U.S. Senator Marco Rubio (R-Florida) warned that local and state officials have a dangerous level of “overconfidence” in their voting systems.
The Republican senator believes that Russian hackers are searching for vulnerabilities in the U.S. election systems. He expects that they will again try to create “doubt” on the U.S. elections this year.
During his second day of two-week visit around Florida, Sen. Rubio told reporters, “I am not satisfied that anyone is doing enough starting at the federal level all the way to the state level.”
He explained that the Russian hackers will “not necessarily” break into the ballot boxes and change election results.” He emphasized that the “threat is more nefarious than that.”
According to Sen. Rubio, there is a possibility that Russian hackers could infiltrate voter registration data base. They could remove voters or change their addresses to prevent them from voting. He also suggested that the hackers could change the “unofficial reporting system” on election night, which would create uncertainties in the results.
He said, “Everyone is on that website looking at the results, and the results show that Candidate A is winning by a healthy margin, but then the official results come out and it’s the total opposite.”
Russia wants to create havoc by creating doubt in the election
In addition, Sen. Rubio stressed, “There’s going to be mass chaos. There’s going to be anger. The losing side is going to argue it was a rigged election. ‘How could we have been winning and all of the sudden the results come out and we’re not anymore?’”
Furthermore, he said Russia wants to “create havoc” not just in the U.S. but around the world. It is attempting to achieve that goal by creating doubt in the election through its hackers.
Moreover, Sen. Rubio emphasized that Florida and other states in the country are not prepared to handle the threat from Russian hackers. He said local and state officials must recognize the threat and build mechanisms to prevent intrusion. They must also develop ways to inform the public when hacking occurs.

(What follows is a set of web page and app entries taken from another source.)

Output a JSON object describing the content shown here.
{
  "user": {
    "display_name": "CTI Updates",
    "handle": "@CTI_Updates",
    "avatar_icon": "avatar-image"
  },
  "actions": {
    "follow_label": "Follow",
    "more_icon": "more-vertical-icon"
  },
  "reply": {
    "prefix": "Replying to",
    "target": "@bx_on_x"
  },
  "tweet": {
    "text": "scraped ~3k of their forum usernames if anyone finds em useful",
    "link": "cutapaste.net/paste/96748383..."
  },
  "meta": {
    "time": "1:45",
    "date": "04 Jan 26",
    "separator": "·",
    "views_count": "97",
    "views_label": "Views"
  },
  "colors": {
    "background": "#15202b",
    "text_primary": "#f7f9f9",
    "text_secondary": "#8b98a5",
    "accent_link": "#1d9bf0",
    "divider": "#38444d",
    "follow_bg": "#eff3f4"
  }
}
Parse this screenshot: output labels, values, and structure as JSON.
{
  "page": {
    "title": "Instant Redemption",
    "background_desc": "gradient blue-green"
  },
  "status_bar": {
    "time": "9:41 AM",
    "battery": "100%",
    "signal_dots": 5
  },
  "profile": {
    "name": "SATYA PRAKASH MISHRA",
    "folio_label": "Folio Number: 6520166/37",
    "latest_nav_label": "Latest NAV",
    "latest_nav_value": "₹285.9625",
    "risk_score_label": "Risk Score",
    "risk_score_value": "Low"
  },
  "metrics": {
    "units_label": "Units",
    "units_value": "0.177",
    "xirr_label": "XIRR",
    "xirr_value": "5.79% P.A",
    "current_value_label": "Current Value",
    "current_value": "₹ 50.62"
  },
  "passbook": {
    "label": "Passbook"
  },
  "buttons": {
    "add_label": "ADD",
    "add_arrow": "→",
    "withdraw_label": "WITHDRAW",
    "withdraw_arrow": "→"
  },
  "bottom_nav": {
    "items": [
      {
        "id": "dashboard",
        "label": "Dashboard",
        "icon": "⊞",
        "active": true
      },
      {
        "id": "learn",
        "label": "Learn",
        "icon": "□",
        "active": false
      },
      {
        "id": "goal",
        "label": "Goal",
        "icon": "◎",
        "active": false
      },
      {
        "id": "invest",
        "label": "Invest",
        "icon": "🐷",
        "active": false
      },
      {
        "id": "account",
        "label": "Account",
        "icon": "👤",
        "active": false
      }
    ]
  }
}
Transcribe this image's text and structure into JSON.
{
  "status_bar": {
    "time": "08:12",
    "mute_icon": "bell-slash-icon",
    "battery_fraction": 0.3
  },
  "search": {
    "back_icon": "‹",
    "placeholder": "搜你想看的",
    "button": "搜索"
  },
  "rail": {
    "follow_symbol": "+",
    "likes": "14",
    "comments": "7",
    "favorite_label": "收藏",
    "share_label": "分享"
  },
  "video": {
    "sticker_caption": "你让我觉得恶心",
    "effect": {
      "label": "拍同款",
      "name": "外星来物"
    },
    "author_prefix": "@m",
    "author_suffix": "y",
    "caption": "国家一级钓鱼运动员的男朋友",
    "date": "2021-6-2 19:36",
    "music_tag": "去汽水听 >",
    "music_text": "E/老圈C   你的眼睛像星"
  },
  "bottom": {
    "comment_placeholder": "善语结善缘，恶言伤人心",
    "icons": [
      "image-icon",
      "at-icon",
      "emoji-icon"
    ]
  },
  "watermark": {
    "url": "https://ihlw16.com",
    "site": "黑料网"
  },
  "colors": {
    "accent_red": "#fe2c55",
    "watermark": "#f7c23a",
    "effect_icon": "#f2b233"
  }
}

They must also set up redundancies on counting votes and announcing results.
In 2016, Russian hackers tried to access the voting systems in at least five counties of Florida. Prior to the 2016 presidential election, they targeted the election systems of 21 states. The attempts prompted the Department of Homeland Security (DHS) to boost its efforts to protect the country’s election.